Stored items
----------

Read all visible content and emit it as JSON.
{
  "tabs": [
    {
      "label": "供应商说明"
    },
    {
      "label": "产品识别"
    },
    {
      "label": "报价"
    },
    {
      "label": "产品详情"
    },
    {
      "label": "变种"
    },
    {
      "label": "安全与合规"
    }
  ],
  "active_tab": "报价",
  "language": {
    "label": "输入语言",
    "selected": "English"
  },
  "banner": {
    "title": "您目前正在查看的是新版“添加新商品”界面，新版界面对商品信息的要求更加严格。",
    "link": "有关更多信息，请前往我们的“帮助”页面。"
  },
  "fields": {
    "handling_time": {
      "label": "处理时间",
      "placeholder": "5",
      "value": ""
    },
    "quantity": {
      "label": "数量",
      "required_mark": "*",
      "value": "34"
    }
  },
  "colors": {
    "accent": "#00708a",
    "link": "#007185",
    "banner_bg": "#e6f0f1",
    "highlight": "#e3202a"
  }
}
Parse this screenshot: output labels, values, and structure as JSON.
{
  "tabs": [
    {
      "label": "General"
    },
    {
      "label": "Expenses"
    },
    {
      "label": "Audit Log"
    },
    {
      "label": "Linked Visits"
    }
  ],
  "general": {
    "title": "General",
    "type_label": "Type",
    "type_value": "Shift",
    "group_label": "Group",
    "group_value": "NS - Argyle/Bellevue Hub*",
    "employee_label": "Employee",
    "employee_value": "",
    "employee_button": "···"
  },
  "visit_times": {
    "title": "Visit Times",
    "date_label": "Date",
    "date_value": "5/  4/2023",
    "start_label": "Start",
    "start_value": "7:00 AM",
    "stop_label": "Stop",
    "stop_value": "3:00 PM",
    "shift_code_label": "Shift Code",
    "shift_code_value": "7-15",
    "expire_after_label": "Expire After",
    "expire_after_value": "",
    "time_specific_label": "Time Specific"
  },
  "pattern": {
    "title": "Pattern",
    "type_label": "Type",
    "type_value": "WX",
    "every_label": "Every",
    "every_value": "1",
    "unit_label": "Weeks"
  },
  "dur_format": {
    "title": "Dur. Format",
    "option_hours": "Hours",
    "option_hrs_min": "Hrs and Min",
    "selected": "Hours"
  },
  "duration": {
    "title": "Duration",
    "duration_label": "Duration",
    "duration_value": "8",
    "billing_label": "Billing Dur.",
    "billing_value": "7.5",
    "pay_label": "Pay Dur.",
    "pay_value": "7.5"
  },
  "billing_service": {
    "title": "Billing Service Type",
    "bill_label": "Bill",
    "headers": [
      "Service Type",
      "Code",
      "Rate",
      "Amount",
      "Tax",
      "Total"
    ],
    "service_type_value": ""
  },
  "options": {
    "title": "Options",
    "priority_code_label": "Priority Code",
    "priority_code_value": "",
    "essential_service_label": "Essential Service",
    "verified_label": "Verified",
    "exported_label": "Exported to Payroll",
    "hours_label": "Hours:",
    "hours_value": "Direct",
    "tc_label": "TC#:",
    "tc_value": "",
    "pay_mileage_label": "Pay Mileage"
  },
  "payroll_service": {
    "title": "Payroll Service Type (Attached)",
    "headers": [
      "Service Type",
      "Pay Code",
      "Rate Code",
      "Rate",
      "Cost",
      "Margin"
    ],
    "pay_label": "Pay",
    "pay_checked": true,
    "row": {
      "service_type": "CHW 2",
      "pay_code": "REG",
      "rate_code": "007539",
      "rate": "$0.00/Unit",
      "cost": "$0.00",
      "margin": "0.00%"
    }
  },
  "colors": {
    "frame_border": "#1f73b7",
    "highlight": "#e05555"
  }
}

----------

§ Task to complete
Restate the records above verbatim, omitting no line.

§ Result below
Read all visible content and emit it as JSON.
{
  "tabs": [
    {
      "label": "供应商说明"
    },
    {
      "label": "产品识别"
    },
    {
      "label": "报价"
    },
    {
      "label": "产品详情"
    },
    {
      "label": "变种"
    },
    {
      "label": "安全与合规"
    }
  ],
  "active_tab": "报价",
  "language": {
    "label": "输入语言",
    "selected": "English"
  },
  "banner": {
    "title": "您目前正在查看的是新版“添加新商品”界面，新版界面对商品信息的要求更加严格。",
    "link": "有关更多信息，请前往我们的“帮助”页面。"
  },
  "fields": {
    "handling_time": {
      "label": "处理时间",
      "placeholder": "5",
      "value": ""
    },
    "quantity": {
      "label": "数量",
      "required_mark": "*",
      "value": "34"
    }
  },
  "colors": {
    "accent": "#00708a",
    "link": "#007185",
    "banner_bg": "#e6f0f1",
    "highlight": "#e3202a"
  }
}
Parse this screenshot: output labels, values, and structure as JSON.
{
  "tabs": [
    {
      "label": "General"
    },
    {
      "label": "Expenses"
    },
    {
      "label": "Audit Log"
    },
    {
      "label": "Linked Visits"
    }
  ],
  "general": {
    "title": "General",
    "type_label": "Type",
    "type_value": "Shift",
    "group_label": "Group",
    "group_value": "NS - Argyle/Bellevue Hub*",
    "employee_label": "Employee",
    "employee_value": "",
    "employee_button": "···"
  },
  "visit_times": {
    "title": "Visit Times",
    "date_label": "Date",
    "date_value": "5/  4/2023",
    "start_label": "Start",
    "start_value": "7:00 AM",
    "stop_label": "Stop",
    "stop_value": "3:00 PM",
    "shift_code_label": "Shift Code",
    "shift_code_value": "7-15",
    "expire_after_label": "Expire After",
    "expire_after_value": "",
    "time_specific_label": "Time Specific"
  },
  "pattern": {
    "title": "Pattern",
    "type_label": "Type",
    "type_value": "WX",
    "every_label": "Every",
    "every_value": "1",
    "unit_label": "Weeks"
  },
  "dur_format": {
    "title": "Dur. Format",
    "option_hours": "Hours",
    "option_hrs_min": "Hrs and Min",
    "selected": "Hours"
  },
  "duration": {
    "title": "Duration",
    "duration_label": "Duration",
    "duration_value": "8",
    "billing_label": "Billing Dur.",
    "billing_value": "7.5",
    "pay_label": "Pay Dur.",
    "pay_value": "7.5"
  },
  "billing_service": {
    "title": "Billing Service Type",
    "bill_label": "Bill",
    "headers": [
      "Service Type",
      "Code",
      "Rate",
      "Amount",
      "Tax",
      "Total"
    ],
    "service_type_value": ""
  },
  "options": {
    "title": "Options",
    "priority_code_label": "Priority Code",
    "priority_code_value": "",
    "essential_service_label": "Essential Service",
    "verified_label": "Verified",
    "exported_label": "Exported to Payroll",
    "hours_label": "Hours:",
    "hours_value": "Direct",
    "tc_label": "TC#:",
    "tc_value": "",
    "pay_mileage_label": "Pay Mileage"
  },
  "payroll_service": {
    "title": "Payroll Service Type (Attached)",
    "headers": [
      "Service Type",
      "Pay Code",
      "Rate Code",
      "Rate",
      "Cost",
      "Margin"
    ],
    "pay_label": "Pay",
    "pay_checked": true,
    "row": {
      "service_type": "CHW 2",
      "pay_code": "REG",
      "rate_code": "007539",
      "rate": "$0.00/Unit",
      "cost": "$0.00",
      "margin": "0.00%"
    }
  },
  "colors": {
    "frame_border": "#1f73b7",
    "highlight": "#e05555"
  }
}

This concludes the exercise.